In front the bar is continuous with the pectoral girdle (figs. 344 and 348).
"It's fine—it's fine for the pectoral muscles," he went on, more firmly.
pectoral girdle very small or absent, wing absent, only an indication in Dinornis dromioides.
The breadth of the pectoral fin, as shown by the skeleton, was 5¾ inches.
Hoarhound is very strengthening to the lungs, and is somewhat of a pectoral.
Two pectoral feet somewhat smaller than the two tergal feet, about as long as the shell, slightly divergent, cylindrical.
The sweet, subacid, mucilaginous juice is much esteemed as a pectoral.
Two anterior (or pectoral) tubes arise from the two frontal corners of the galea basis, and diverge forwards to right and left.
All species have large cartilaginous plates in the pectoral girdles; none possesses a bony style.
The pectoral or anterior branch of each frontal main tube is simple, and twice as long as the diameter of the large fork-thicket.

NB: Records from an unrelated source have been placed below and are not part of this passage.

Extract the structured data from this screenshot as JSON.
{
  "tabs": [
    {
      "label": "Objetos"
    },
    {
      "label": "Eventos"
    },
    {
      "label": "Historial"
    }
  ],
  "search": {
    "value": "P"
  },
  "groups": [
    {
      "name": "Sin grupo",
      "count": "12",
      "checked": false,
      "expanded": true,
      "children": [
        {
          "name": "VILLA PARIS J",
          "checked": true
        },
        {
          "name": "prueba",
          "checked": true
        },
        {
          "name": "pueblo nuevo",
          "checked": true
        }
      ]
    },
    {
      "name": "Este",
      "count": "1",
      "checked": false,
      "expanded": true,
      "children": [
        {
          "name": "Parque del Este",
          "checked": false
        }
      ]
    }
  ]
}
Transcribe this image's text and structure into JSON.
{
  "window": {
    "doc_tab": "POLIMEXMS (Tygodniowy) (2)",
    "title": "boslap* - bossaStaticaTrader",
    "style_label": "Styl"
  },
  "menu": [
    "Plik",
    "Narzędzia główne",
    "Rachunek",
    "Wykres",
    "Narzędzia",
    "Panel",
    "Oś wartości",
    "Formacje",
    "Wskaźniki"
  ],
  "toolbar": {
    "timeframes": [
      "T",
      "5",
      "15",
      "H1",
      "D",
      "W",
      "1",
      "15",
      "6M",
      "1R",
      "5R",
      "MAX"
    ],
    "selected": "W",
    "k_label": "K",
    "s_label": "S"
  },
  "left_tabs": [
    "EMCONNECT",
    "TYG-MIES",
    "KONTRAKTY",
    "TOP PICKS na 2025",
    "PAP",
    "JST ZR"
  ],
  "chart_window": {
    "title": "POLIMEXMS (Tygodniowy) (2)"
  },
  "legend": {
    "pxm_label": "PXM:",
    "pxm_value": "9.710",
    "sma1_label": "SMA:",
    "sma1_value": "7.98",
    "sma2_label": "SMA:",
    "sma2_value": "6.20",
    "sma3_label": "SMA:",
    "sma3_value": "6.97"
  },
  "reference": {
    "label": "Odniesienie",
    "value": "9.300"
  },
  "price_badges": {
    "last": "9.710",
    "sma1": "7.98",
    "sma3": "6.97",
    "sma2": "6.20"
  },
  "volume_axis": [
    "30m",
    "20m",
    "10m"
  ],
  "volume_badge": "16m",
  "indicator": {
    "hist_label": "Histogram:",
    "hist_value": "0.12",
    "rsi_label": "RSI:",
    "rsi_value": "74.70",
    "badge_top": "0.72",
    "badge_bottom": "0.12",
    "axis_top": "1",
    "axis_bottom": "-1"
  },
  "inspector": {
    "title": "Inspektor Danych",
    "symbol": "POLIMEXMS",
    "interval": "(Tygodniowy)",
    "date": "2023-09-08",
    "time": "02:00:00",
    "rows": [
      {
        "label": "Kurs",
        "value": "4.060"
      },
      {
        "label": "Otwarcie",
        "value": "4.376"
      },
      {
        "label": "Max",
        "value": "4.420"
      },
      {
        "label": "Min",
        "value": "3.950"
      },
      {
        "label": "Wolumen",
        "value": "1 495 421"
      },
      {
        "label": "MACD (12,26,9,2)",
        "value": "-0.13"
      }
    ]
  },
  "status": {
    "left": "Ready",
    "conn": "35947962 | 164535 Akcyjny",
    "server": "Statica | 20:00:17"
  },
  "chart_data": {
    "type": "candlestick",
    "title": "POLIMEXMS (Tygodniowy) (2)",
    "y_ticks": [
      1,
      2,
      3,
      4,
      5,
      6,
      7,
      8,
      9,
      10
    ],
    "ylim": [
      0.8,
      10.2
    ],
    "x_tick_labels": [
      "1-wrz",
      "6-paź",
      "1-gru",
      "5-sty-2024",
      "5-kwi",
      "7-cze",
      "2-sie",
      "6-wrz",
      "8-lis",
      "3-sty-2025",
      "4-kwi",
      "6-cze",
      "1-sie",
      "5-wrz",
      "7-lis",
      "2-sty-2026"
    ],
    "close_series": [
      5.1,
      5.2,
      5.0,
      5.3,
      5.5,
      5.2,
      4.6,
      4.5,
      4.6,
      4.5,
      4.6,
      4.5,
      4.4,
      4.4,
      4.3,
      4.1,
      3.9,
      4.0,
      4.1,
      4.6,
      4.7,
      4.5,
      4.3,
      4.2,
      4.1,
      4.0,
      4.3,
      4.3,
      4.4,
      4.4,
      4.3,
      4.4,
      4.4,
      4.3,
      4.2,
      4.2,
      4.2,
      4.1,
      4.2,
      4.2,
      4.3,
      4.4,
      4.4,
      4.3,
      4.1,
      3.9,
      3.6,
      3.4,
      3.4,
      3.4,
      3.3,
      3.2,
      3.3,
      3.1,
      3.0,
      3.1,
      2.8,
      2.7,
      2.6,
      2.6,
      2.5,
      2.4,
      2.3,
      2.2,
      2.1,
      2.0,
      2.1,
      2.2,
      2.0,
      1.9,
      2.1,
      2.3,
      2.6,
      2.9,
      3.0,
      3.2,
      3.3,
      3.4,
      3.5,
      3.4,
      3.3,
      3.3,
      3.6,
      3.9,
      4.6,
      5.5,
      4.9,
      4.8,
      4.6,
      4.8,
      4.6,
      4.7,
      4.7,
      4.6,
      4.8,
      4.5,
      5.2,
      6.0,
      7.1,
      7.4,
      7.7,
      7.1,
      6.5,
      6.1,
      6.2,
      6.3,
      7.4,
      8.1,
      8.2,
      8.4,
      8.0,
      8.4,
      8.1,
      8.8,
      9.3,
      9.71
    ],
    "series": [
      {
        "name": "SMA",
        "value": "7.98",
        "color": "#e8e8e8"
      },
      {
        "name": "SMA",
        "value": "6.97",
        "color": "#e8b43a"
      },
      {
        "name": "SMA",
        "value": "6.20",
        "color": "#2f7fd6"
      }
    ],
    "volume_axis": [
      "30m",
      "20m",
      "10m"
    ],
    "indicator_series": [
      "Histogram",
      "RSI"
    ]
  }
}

1570s, "pertaining to the breast," from Latin pectoralis "of the breast," from pectus (genitive pectoris) "breast, chest," from PIE root *peg- "breast."
early 15c., "ornament worn on the breast," from Middle French pectoral and directly from Latin pectorale "breastplate," noun use of neuter of adjective pectoralis (see pectoral (adj.)).
As a shortened form of pectoral muscle, attested from 1758. Slang shortening pec for this is first recorded 1966. Related: Pectorals; pecs.
pectoral pec·to·ral (pěk'tər-əl)
Relating to or situated in the breast or chest.
Useful in relieving disorders of the chest or respiratory tract.